* _Work to complete_
Whenever a line of the records below contains the word "days", copy that line.

* _Exercise materials_
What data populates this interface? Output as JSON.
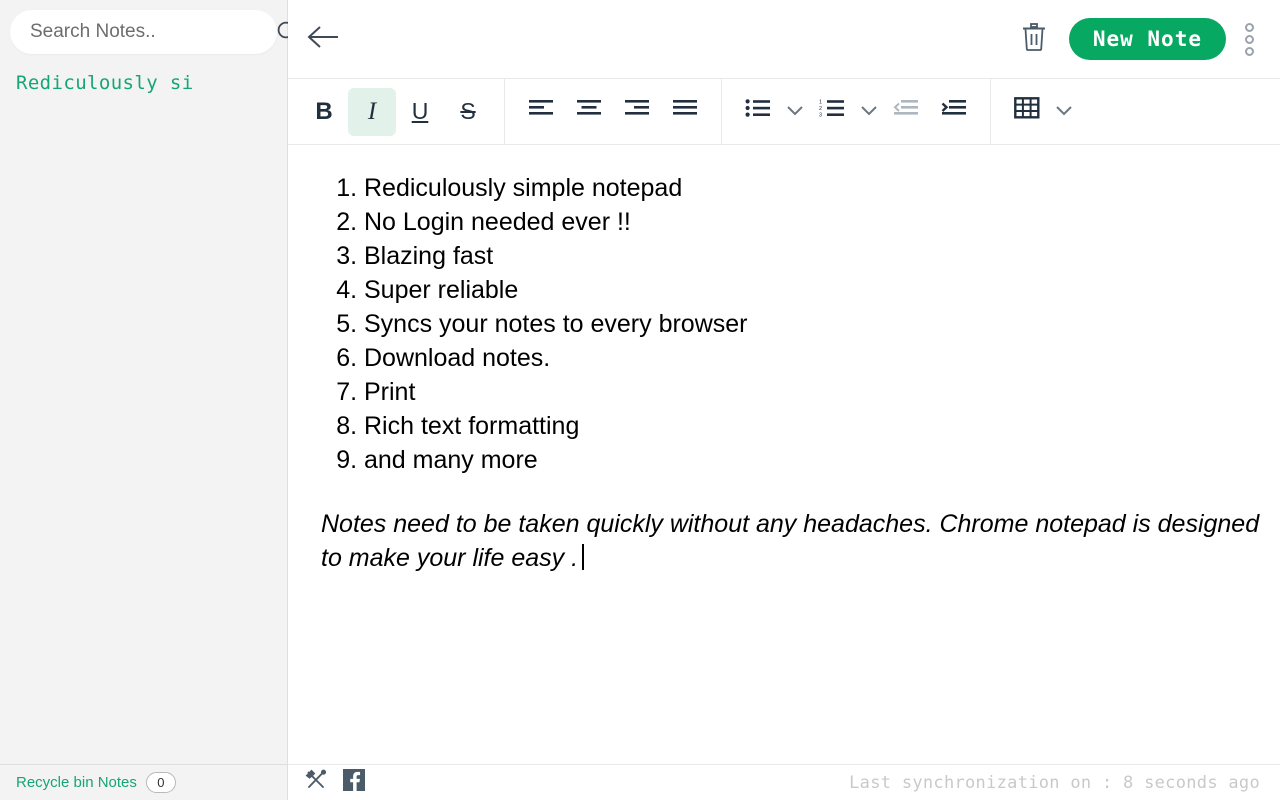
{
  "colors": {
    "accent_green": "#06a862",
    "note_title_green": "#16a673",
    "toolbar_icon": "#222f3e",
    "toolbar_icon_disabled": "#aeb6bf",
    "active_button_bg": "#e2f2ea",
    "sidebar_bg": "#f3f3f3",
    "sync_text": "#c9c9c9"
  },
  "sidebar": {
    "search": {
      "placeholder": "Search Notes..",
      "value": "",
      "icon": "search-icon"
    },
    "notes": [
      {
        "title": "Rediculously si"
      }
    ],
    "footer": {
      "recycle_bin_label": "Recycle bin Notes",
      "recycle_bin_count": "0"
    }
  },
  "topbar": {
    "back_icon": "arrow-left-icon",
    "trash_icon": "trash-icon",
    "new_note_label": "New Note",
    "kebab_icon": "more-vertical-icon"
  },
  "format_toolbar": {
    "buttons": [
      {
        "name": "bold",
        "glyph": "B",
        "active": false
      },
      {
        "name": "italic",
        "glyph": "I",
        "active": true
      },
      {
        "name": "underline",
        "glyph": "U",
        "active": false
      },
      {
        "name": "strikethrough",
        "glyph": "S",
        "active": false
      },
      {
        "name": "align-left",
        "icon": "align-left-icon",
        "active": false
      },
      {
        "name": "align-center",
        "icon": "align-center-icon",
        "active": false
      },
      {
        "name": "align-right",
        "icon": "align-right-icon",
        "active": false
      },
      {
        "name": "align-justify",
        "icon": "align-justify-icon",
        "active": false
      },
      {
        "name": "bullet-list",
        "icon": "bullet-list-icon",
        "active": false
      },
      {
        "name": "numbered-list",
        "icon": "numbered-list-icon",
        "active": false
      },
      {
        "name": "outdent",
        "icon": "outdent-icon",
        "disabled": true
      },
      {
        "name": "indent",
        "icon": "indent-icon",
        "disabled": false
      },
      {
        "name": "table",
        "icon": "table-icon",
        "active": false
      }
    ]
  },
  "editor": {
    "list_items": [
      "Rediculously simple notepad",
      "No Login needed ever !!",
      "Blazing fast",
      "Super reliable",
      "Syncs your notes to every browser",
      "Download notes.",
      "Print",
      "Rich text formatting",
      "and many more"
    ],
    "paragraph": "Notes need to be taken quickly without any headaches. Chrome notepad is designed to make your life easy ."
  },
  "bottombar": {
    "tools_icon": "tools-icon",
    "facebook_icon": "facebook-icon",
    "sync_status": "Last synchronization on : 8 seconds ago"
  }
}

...

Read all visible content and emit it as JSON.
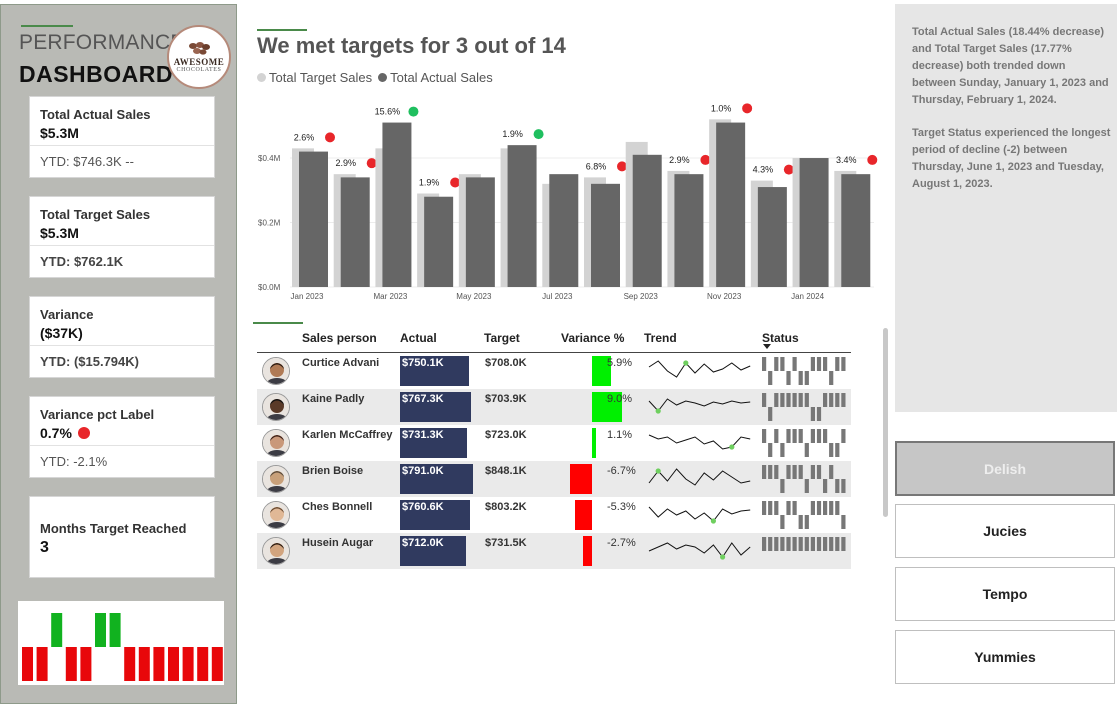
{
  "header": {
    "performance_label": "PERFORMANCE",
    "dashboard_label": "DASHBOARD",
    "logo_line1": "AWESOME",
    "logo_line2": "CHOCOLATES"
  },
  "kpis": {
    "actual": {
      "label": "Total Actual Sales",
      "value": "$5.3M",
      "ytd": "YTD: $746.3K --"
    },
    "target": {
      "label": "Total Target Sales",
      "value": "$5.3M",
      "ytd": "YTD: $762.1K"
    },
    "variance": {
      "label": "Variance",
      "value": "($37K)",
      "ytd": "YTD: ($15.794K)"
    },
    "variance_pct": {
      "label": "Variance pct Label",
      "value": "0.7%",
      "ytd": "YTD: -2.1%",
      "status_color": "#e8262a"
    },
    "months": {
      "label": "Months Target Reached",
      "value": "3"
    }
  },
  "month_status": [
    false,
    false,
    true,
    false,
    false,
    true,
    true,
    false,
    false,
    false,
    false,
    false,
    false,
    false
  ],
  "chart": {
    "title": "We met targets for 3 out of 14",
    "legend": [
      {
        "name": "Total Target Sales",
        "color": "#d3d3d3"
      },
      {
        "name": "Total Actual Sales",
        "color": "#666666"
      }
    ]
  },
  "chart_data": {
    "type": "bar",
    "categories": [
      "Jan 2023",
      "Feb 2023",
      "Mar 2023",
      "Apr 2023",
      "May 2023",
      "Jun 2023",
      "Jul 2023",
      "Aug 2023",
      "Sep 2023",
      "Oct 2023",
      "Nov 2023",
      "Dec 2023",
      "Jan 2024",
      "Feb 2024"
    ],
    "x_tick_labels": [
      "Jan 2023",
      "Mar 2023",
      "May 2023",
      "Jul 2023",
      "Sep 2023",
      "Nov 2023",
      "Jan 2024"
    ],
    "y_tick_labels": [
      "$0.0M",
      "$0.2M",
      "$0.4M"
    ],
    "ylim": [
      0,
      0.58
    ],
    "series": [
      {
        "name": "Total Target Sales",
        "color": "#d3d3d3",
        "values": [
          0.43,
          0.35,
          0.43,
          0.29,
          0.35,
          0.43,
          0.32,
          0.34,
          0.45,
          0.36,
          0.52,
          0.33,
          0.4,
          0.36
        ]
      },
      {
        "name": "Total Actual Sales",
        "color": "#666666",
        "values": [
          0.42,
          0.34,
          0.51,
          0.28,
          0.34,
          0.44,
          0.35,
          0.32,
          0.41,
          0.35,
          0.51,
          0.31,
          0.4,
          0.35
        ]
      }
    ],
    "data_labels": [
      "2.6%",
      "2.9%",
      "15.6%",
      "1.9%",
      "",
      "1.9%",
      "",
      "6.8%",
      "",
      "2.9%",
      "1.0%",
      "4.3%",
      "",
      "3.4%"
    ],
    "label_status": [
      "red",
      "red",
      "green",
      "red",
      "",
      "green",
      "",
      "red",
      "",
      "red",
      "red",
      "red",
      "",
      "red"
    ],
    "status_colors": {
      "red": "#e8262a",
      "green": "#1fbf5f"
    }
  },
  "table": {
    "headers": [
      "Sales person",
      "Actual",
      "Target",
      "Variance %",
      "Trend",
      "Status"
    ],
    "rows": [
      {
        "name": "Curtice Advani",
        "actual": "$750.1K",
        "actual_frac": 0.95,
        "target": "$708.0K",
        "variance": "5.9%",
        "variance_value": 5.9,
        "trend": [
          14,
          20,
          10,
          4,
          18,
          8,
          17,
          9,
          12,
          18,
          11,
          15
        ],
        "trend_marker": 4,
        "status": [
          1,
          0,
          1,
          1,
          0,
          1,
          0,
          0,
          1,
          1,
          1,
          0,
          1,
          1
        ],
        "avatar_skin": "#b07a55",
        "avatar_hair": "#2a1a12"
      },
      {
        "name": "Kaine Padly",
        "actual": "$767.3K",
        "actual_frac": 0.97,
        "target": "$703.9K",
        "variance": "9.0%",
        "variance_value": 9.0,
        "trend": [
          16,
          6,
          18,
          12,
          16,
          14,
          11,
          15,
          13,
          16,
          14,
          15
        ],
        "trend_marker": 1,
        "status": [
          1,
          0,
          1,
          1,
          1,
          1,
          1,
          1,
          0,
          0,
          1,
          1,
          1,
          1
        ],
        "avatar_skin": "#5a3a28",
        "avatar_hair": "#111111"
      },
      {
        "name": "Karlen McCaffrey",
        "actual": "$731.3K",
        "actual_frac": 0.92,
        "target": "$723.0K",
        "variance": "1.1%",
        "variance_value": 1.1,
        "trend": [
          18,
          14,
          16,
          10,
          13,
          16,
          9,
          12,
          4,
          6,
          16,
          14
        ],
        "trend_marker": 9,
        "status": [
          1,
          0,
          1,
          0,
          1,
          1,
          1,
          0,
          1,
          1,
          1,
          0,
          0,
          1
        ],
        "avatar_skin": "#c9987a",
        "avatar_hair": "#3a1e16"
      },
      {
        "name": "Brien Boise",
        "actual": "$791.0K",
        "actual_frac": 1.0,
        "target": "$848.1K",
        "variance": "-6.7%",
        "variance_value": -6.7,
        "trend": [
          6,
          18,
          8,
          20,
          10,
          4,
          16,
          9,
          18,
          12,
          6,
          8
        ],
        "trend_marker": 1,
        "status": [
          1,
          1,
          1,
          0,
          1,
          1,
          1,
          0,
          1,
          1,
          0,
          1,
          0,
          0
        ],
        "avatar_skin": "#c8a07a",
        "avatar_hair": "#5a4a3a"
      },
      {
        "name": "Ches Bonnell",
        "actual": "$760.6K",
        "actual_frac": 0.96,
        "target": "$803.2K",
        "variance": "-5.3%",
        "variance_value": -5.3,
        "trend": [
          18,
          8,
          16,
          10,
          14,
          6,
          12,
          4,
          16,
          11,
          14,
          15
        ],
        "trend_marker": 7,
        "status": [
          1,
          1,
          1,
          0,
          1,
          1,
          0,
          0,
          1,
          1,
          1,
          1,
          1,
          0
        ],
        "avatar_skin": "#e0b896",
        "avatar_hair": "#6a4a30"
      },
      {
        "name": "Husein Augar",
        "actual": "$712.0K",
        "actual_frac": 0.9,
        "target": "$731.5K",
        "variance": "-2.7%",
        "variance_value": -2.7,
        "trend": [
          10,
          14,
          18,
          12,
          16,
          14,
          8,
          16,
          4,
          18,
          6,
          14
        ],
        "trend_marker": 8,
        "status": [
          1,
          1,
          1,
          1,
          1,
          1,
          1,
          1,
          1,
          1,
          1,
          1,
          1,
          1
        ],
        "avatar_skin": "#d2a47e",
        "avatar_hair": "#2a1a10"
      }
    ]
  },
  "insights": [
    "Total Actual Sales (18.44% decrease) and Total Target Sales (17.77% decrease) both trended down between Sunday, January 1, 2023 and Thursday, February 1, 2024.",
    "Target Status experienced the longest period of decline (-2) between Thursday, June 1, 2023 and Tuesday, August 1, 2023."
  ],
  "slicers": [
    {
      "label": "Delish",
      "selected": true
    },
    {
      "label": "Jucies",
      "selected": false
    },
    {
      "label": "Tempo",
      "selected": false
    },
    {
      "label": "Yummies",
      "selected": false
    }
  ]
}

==

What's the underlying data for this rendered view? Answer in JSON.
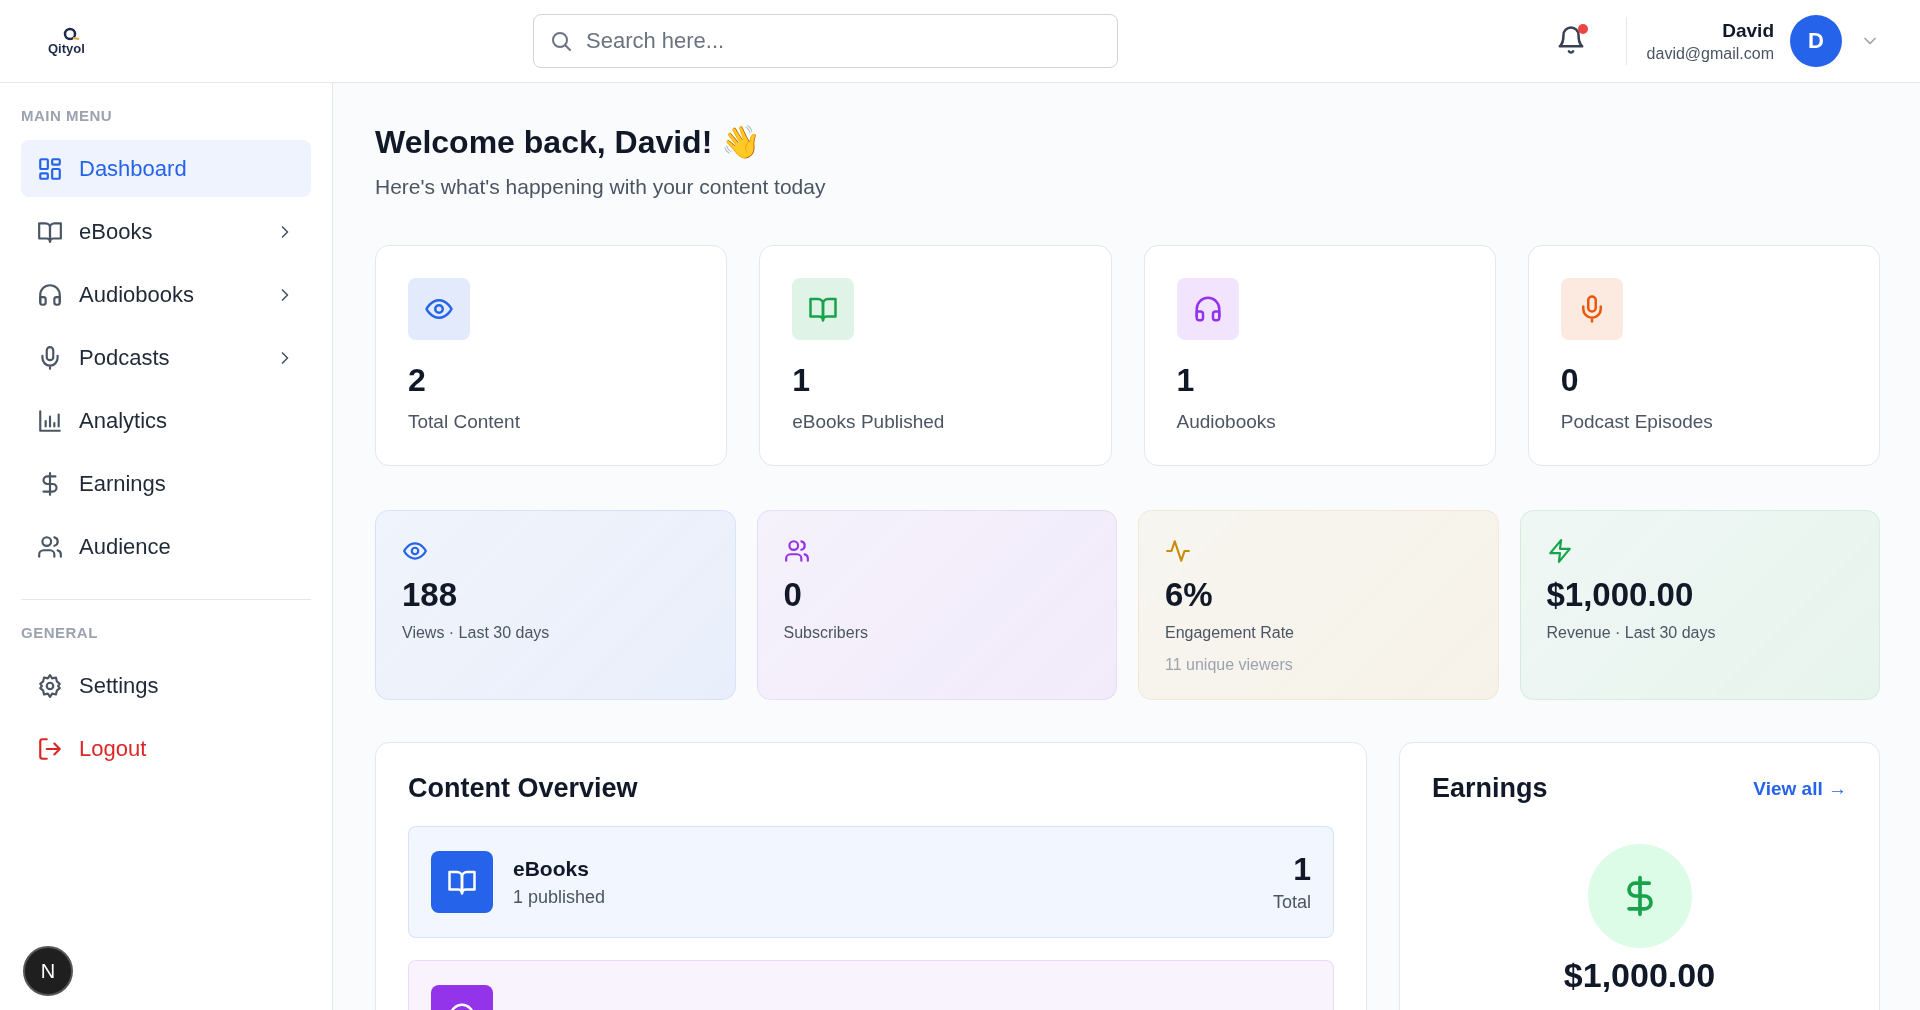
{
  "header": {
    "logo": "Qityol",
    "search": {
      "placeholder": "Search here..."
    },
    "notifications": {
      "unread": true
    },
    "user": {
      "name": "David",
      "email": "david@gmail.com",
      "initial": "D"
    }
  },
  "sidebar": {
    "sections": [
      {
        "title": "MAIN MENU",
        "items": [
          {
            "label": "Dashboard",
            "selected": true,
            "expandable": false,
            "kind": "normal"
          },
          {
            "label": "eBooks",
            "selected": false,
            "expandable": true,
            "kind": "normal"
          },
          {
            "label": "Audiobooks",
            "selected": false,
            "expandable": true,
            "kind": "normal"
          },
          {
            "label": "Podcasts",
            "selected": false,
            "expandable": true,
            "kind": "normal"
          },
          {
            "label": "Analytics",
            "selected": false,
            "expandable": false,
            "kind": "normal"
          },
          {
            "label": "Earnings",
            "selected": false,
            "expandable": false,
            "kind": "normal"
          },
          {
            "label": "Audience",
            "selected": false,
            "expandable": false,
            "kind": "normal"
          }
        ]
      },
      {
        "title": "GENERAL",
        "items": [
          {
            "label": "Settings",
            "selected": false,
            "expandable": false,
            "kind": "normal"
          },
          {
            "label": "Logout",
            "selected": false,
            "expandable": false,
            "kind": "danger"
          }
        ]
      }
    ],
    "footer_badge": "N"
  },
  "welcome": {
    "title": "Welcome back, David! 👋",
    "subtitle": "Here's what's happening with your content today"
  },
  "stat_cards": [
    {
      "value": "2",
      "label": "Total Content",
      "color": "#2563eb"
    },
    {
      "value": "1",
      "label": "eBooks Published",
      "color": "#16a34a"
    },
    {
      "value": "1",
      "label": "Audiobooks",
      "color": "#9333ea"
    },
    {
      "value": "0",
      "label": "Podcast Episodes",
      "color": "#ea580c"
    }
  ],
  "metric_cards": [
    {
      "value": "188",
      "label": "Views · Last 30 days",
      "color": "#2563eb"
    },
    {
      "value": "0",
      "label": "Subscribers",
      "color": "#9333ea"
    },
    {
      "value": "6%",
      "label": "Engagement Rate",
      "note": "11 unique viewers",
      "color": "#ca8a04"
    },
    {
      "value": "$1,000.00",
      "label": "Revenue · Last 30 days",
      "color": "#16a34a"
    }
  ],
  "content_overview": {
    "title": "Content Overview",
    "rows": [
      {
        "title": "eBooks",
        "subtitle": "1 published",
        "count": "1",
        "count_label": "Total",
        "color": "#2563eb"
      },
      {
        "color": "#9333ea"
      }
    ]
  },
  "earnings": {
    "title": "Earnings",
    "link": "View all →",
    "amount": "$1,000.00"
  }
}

* _Output below_
      "label": "Views · Last 30 days",
      "label": "Revenue · Last 30 days",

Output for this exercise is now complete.